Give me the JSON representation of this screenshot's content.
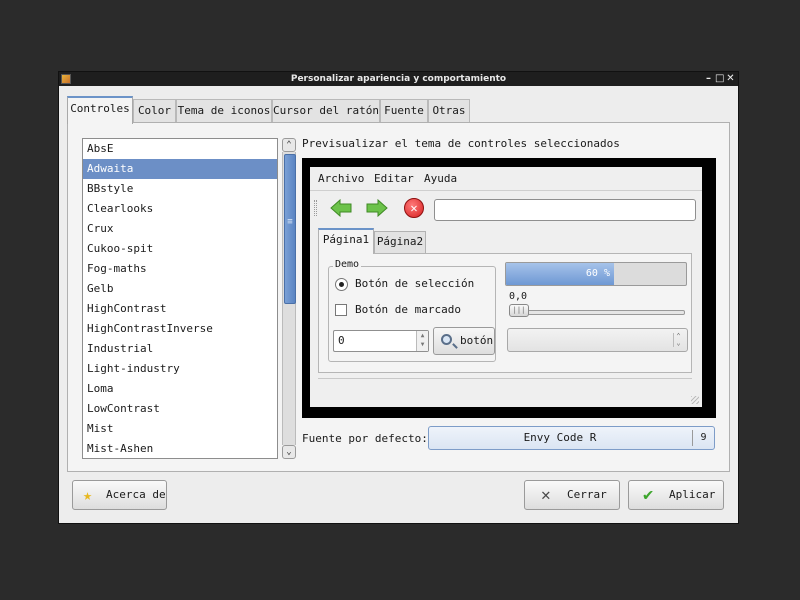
{
  "window": {
    "title": "Personalizar apariencia y comportamiento",
    "controls": {
      "minimize": "–",
      "maximize": "□",
      "close": "✕"
    }
  },
  "tabs": [
    {
      "label": "Controles",
      "active": true
    },
    {
      "label": "Color"
    },
    {
      "label": "Tema de iconos"
    },
    {
      "label": "Cursor del ratón"
    },
    {
      "label": "Fuente"
    },
    {
      "label": "Otras"
    }
  ],
  "theme_list": {
    "items": [
      "AbsE",
      "Adwaita",
      "BBstyle",
      "Clearlooks",
      "Crux",
      "Cukoo-spit",
      "Fog-maths",
      "Gelb",
      "HighContrast",
      "HighContrastInverse",
      "Industrial",
      "Light-industry",
      "Loma",
      "LowContrast",
      "Mist",
      "Mist-Ashen"
    ],
    "selected": "Adwaita"
  },
  "preview": {
    "label": "Previsualizar el tema de controles seleccionados",
    "menus": [
      "Archivo",
      "Editar",
      "Ayuda"
    ],
    "entry_value": "",
    "tabs": [
      "Página1",
      "Página2"
    ],
    "demo": {
      "legend": "Demo",
      "radio_label": "Botón de selección",
      "check_label": "Botón de marcado",
      "spin_value": "0",
      "button_label": "botón",
      "progress_text": "60 %",
      "progress_value": 0.6,
      "scale_value": "0,0"
    }
  },
  "font": {
    "label": "Fuente por defecto:",
    "name": "Envy Code R",
    "size": "9"
  },
  "buttons": {
    "about": "Acerca de",
    "close": "Cerrar",
    "apply": "Aplicar"
  },
  "colors": {
    "selection": "#6c8fc6",
    "titlebar": "#1e1e1e",
    "background": "#ededed",
    "accent": "#6b93c8"
  }
}
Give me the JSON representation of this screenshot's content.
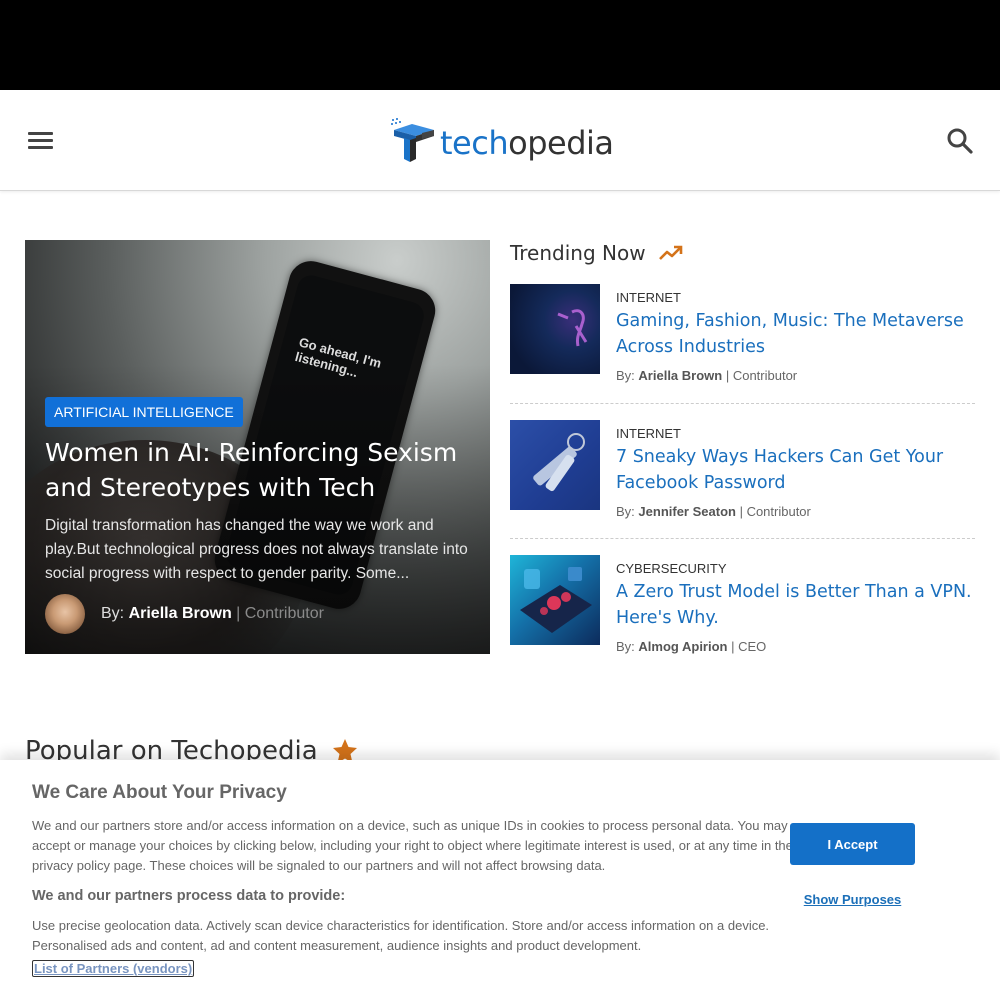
{
  "header": {
    "logo_part1": "tech",
    "logo_part2": "opedia",
    "menu_icon": "hamburger-icon",
    "search_icon": "search-icon"
  },
  "hero": {
    "category": "ARTIFICIAL INTELLIGENCE",
    "title": "Women in AI: Reinforcing Sexism and Stereotypes with Tech",
    "excerpt": "Digital transformation has changed the way we work and play.But technological progress does not always translate into social progress with respect to gender parity. Some...",
    "by_label": "By:",
    "author": "Ariella Brown",
    "separator": "|",
    "role": "Contributor",
    "phone_text": "Go ahead, I'm listening..."
  },
  "trending": {
    "title": "Trending Now",
    "icon": "trending-up-icon",
    "items": [
      {
        "category": "INTERNET",
        "title": "Gaming, Fashion, Music: The Metaverse Across Industries",
        "by_label": "By:",
        "author": "Ariella Brown",
        "role": "Contributor"
      },
      {
        "category": "INTERNET",
        "title": "7 Sneaky Ways Hackers Can Get Your Facebook Password",
        "by_label": "By:",
        "author": "Jennifer Seaton",
        "role": "Contributor"
      },
      {
        "category": "CYBERSECURITY",
        "title": "A Zero Trust Model is Better Than a VPN. Here's Why.",
        "by_label": "By:",
        "author": "Almog Apirion",
        "role": "CEO"
      }
    ]
  },
  "popular": {
    "title": "Popular on Techopedia",
    "icon": "star-icon"
  },
  "consent": {
    "title": "We Care About Your Privacy",
    "body": "We and our partners store and/or access information on a device, such as unique IDs in cookies to process personal data. You may accept or manage your choices by clicking below, including your right to object where legitimate interest is used, or at any time in the privacy policy page. These choices will be signaled to our partners and will not affect browsing data.",
    "subtitle": "We and our partners process data to provide:",
    "purposes": "Use precise geolocation data. Actively scan device characteristics for identification. Store and/or access information on a device. Personalised ads and content, ad and content measurement, audience insights and product development.",
    "partners_link": "List of Partners (vendors)",
    "accept_label": "I Accept",
    "show_purposes_label": "Show Purposes"
  },
  "colors": {
    "brand_blue": "#1a73c8",
    "link_blue": "#1a6fbd",
    "badge_blue": "#1170d8",
    "accent_orange": "#d4731a"
  }
}
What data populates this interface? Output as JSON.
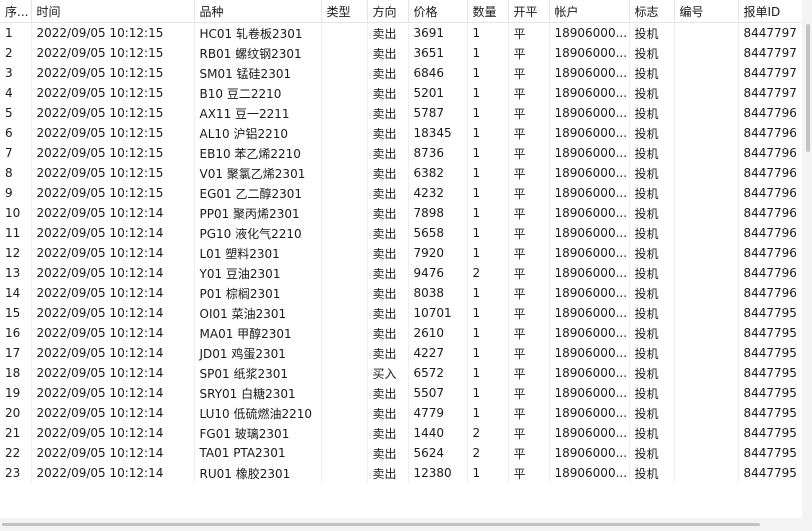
{
  "columns": [
    "序...",
    "时间",
    "品种",
    "类型",
    "方向",
    "价格",
    "数量",
    "开平",
    "帐户",
    "标志",
    "编号",
    "报单ID"
  ],
  "rows": [
    [
      "1",
      "2022/09/05 10:12:15",
      "HC01 轧卷板2301",
      "",
      "卖出",
      "3691",
      "1",
      "平",
      "18906000...",
      "投机",
      "",
      "8447797"
    ],
    [
      "2",
      "2022/09/05 10:12:15",
      "RB01 螺纹钢2301",
      "",
      "卖出",
      "3651",
      "1",
      "平",
      "18906000...",
      "投机",
      "",
      "8447797"
    ],
    [
      "3",
      "2022/09/05 10:12:15",
      "SM01 锰硅2301",
      "",
      "卖出",
      "6846",
      "1",
      "平",
      "18906000...",
      "投机",
      "",
      "8447797"
    ],
    [
      "4",
      "2022/09/05 10:12:15",
      "B10 豆二2210",
      "",
      "卖出",
      "5201",
      "1",
      "平",
      "18906000...",
      "投机",
      "",
      "8447797"
    ],
    [
      "5",
      "2022/09/05 10:12:15",
      "AX11 豆一2211",
      "",
      "卖出",
      "5787",
      "1",
      "平",
      "18906000...",
      "投机",
      "",
      "8447796"
    ],
    [
      "6",
      "2022/09/05 10:12:15",
      "AL10 沪铝2210",
      "",
      "卖出",
      "18345",
      "1",
      "平",
      "18906000...",
      "投机",
      "",
      "8447796"
    ],
    [
      "7",
      "2022/09/05 10:12:15",
      "EB10 苯乙烯2210",
      "",
      "卖出",
      "8736",
      "1",
      "平",
      "18906000...",
      "投机",
      "",
      "8447796"
    ],
    [
      "8",
      "2022/09/05 10:12:15",
      "V01 聚氯乙烯2301",
      "",
      "卖出",
      "6382",
      "1",
      "平",
      "18906000...",
      "投机",
      "",
      "8447796"
    ],
    [
      "9",
      "2022/09/05 10:12:15",
      "EG01 乙二醇2301",
      "",
      "卖出",
      "4232",
      "1",
      "平",
      "18906000...",
      "投机",
      "",
      "8447796"
    ],
    [
      "10",
      "2022/09/05 10:12:14",
      "PP01 聚丙烯2301",
      "",
      "卖出",
      "7898",
      "1",
      "平",
      "18906000...",
      "投机",
      "",
      "8447796"
    ],
    [
      "11",
      "2022/09/05 10:12:14",
      "PG10 液化气2210",
      "",
      "卖出",
      "5658",
      "1",
      "平",
      "18906000...",
      "投机",
      "",
      "8447796"
    ],
    [
      "12",
      "2022/09/05 10:12:14",
      "L01 塑料2301",
      "",
      "卖出",
      "7920",
      "1",
      "平",
      "18906000...",
      "投机",
      "",
      "8447796"
    ],
    [
      "13",
      "2022/09/05 10:12:14",
      "Y01 豆油2301",
      "",
      "卖出",
      "9476",
      "2",
      "平",
      "18906000...",
      "投机",
      "",
      "8447796"
    ],
    [
      "14",
      "2022/09/05 10:12:14",
      "P01 棕榈2301",
      "",
      "卖出",
      "8038",
      "1",
      "平",
      "18906000...",
      "投机",
      "",
      "8447796"
    ],
    [
      "15",
      "2022/09/05 10:12:14",
      "OI01 菜油2301",
      "",
      "卖出",
      "10701",
      "1",
      "平",
      "18906000...",
      "投机",
      "",
      "8447795"
    ],
    [
      "16",
      "2022/09/05 10:12:14",
      "MA01 甲醇2301",
      "",
      "卖出",
      "2610",
      "1",
      "平",
      "18906000...",
      "投机",
      "",
      "8447795"
    ],
    [
      "17",
      "2022/09/05 10:12:14",
      "JD01 鸡蛋2301",
      "",
      "卖出",
      "4227",
      "1",
      "平",
      "18906000...",
      "投机",
      "",
      "8447795"
    ],
    [
      "18",
      "2022/09/05 10:12:14",
      "SP01 纸浆2301",
      "",
      "买入",
      "6572",
      "1",
      "平",
      "18906000...",
      "投机",
      "",
      "8447795"
    ],
    [
      "19",
      "2022/09/05 10:12:14",
      "SRY01 白糖2301",
      "",
      "卖出",
      "5507",
      "1",
      "平",
      "18906000...",
      "投机",
      "",
      "8447795"
    ],
    [
      "20",
      "2022/09/05 10:12:14",
      "LU10 低硫燃油2210",
      "",
      "卖出",
      "4779",
      "1",
      "平",
      "18906000...",
      "投机",
      "",
      "8447795"
    ],
    [
      "21",
      "2022/09/05 10:12:14",
      "FG01 玻璃2301",
      "",
      "卖出",
      "1440",
      "2",
      "平",
      "18906000...",
      "投机",
      "",
      "8447795"
    ],
    [
      "22",
      "2022/09/05 10:12:14",
      "TA01 PTA2301",
      "",
      "卖出",
      "5624",
      "2",
      "平",
      "18906000...",
      "投机",
      "",
      "8447795"
    ],
    [
      "23",
      "2022/09/05 10:12:14",
      "RU01 橡胶2301",
      "",
      "卖出",
      "12380",
      "1",
      "平",
      "18906000...",
      "投机",
      "",
      "8447795"
    ]
  ]
}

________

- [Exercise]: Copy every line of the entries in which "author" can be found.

- [Written answer]:
    "author": "Ariella Brown",
        "author": "Ariella Brown",
        "author": "Jennifer Seaton",
        "author": "Almog Apirion",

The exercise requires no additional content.